### Instructions to follow
From the records below, state how many lines hold the string "Authentication", without any other text.

*** Given entries

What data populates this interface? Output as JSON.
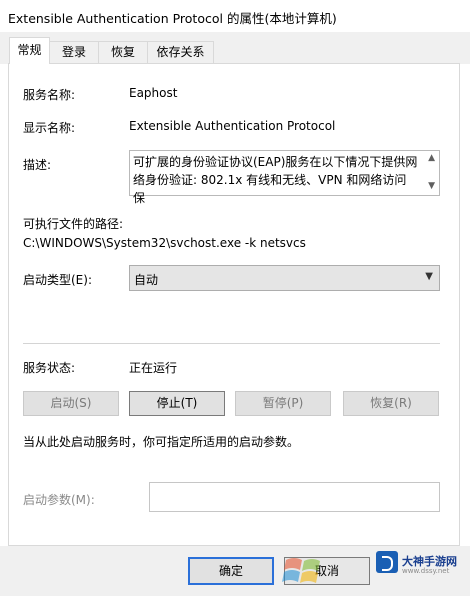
{
  "window": {
    "title": "Extensible Authentication Protocol 的属性(本地计算机)"
  },
  "tabs": [
    {
      "label": "常规",
      "active": true
    },
    {
      "label": "登录",
      "active": false
    },
    {
      "label": "恢复",
      "active": false
    },
    {
      "label": "依存关系",
      "active": false
    }
  ],
  "general": {
    "service_name_label": "服务名称:",
    "service_name": "Eaphost",
    "display_name_label": "显示名称:",
    "display_name": "Extensible Authentication Protocol",
    "description_label": "描述:",
    "description_line1": "可扩展的身份验证协议(EAP)服务在以下情况下提供网",
    "description_line2": "络身份验证: 802.1x 有线和无线、VPN 和网络访问保",
    "exe_path_label": "可执行文件的路径:",
    "exe_path": "C:\\WINDOWS\\System32\\svchost.exe -k netsvcs",
    "startup_type_label": "启动类型(E):",
    "startup_type_value": "自动",
    "service_status_label": "服务状态:",
    "service_status_value": "正在运行",
    "start_button": "启动(S)",
    "stop_button": "停止(T)",
    "pause_button": "暂停(P)",
    "resume_button": "恢复(R)",
    "hint_text": "当从此处启动服务时，你可指定所适用的启动参数。",
    "start_params_label": "启动参数(M):",
    "start_params_value": ""
  },
  "footer": {
    "ok_button": "确定",
    "cancel_button": "取消"
  },
  "watermark": {
    "brand_name": "大神手游网",
    "brand_url": "www.dssy.net"
  }
}
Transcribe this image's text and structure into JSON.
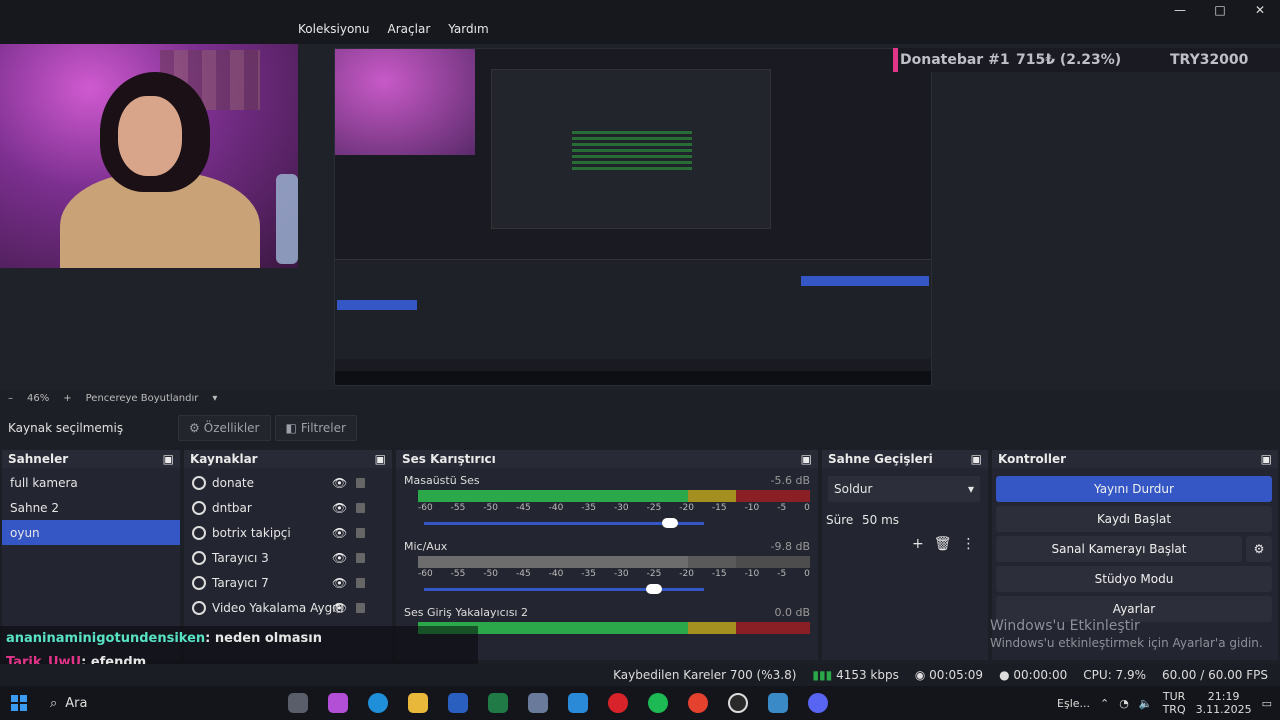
{
  "menu": {
    "items": [
      "Koleksiyonu",
      "Araçlar",
      "Yardım"
    ]
  },
  "window_controls": {
    "minimize": "—",
    "maximize": "□",
    "close": "✕"
  },
  "donation_bar": {
    "label": "Donatebar #1",
    "amount": "715₺ (2.23%)",
    "goal": "TRY32000"
  },
  "preview_toolbar": {
    "zoom": "46%",
    "minus": "–",
    "plus": "+",
    "fit_label": "Pencereye Boyutlandır"
  },
  "props_bar": {
    "label": "Kaynak seçilmemiş",
    "properties": "Özellikler",
    "filters": "Filtreler"
  },
  "scenes": {
    "title": "Sahneler",
    "items": [
      "full kamera",
      "Sahne 2",
      "oyun"
    ],
    "active_index": 2
  },
  "sources": {
    "title": "Kaynaklar",
    "items": [
      "donate",
      "dntbar",
      "botrix takipçi",
      "Tarayıcı 3",
      "Tarayıcı 7",
      "Video Yakalama Aygıtı"
    ]
  },
  "mixer": {
    "title": "Ses Karıştırıcı",
    "channels": [
      {
        "name": "Masaüstü Ses",
        "db": "-5.6 dB",
        "volume_level": 0.88
      },
      {
        "name": "Mic/Aux",
        "db": "-9.8 dB",
        "volume_level": 0.82
      },
      {
        "name": "Ses Giriş Yakalayıcısı 2",
        "db": "0.0 dB"
      }
    ],
    "ticks": [
      "-60",
      "-55",
      "-50",
      "-45",
      "-40",
      "-35",
      "-30",
      "-25",
      "-20",
      "-15",
      "-10",
      "-5",
      "0"
    ]
  },
  "transitions": {
    "title": "Sahne Geçişleri",
    "selected": "Soldur",
    "duration_label": "Süre",
    "duration_value": "50 ms"
  },
  "controls": {
    "title": "Kontroller",
    "buttons": [
      "Yayını Durdur",
      "Kaydı Başlat",
      "Sanal Kamerayı Başlat",
      "Stüdyo Modu",
      "Ayarlar"
    ]
  },
  "activation": {
    "title": "Windows'u Etkinleştir",
    "subtitle": "Windows'u etkinleştirmek için Ayarlar'a gidin."
  },
  "chat": [
    {
      "user": "ananinaminigotundensiken",
      "message": ": neden olmasın"
    },
    {
      "user": "Tarik_UwU",
      "message": ": efendm"
    }
  ],
  "status": {
    "dropped": "Kaybedilen Kareler 700 (%3.8)",
    "bitrate": "4153 kbps",
    "live_time": "00:05:09",
    "rec_time": "00:00:00",
    "cpu": "CPU: 7.9%",
    "fps": "60.00 / 60.00 FPS"
  },
  "taskbar": {
    "search": "Ara",
    "tray_label": "Eşle...",
    "lang_top": "TUR",
    "lang_bottom": "TRQ",
    "time": "21:19",
    "date": "3.11.2025"
  },
  "colors": {
    "accent": "#3557c6",
    "donate_accent": "#e2358a",
    "meter_green": "#2aa84a"
  }
}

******

### Problem solution
2